Repeat each record below exactly, omitting whatever pictures appear in it.

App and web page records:

----------------

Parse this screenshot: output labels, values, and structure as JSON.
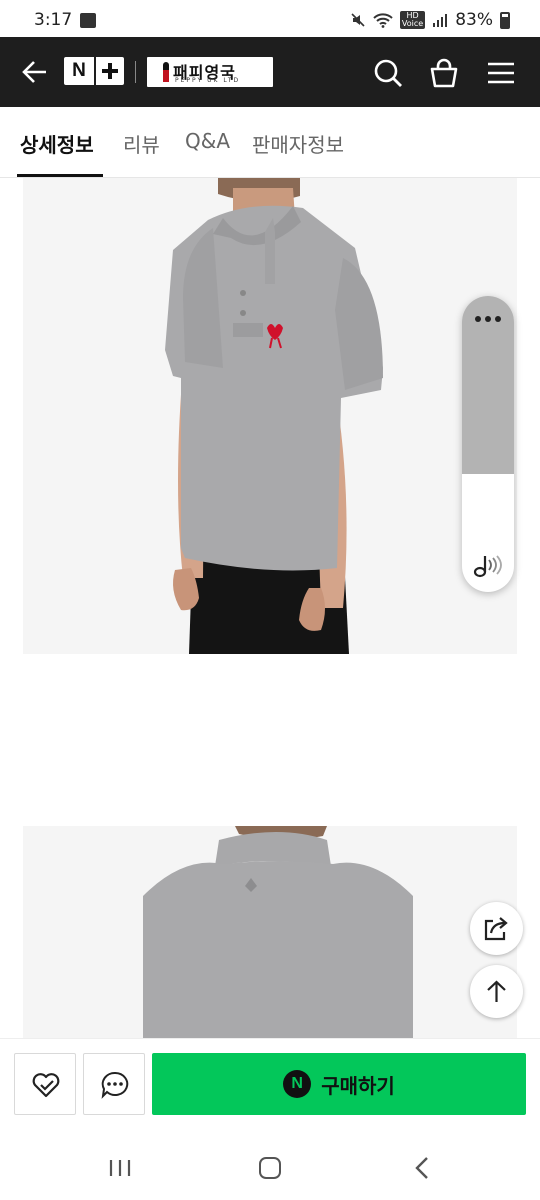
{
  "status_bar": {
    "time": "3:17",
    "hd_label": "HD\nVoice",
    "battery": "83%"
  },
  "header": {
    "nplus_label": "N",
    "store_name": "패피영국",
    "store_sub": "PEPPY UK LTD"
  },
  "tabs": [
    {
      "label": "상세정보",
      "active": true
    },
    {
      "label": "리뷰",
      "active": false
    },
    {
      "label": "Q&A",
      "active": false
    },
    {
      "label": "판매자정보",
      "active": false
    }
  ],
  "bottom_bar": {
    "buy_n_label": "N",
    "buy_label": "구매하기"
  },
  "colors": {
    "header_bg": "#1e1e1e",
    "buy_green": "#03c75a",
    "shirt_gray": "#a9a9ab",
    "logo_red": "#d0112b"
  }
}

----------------

ANSWER TO THIS EXERCISE:
Parse this screenshot: output labels, values, and structure as JSON.
{
  "status_bar": {
    "time": "3:17",
    "hd_label": "HD\nVoice",
    "battery": "83%"
  },
  "header": {
    "nplus_label": "N",
    "store_name": "패피영국",
    "store_sub": "PEPPY UK LTD"
  },
  "tabs": [
    {
      "label": "상세정보",
      "active": true
    },
    {
      "label": "리뷰",
      "active": false
    },
    {
      "label": "Q&A",
      "active": false
    },
    {
      "label": "판매자정보",
      "active": false
    }
  ],
  "bottom_bar": {
    "buy_n_label": "N",
    "buy_label": "구매하기"
  },
  "colors": {
    "header_bg": "#1e1e1e",
    "buy_green": "#03c75a",
    "shirt_gray": "#a9a9ab",
    "logo_red": "#d0112b"
  }
}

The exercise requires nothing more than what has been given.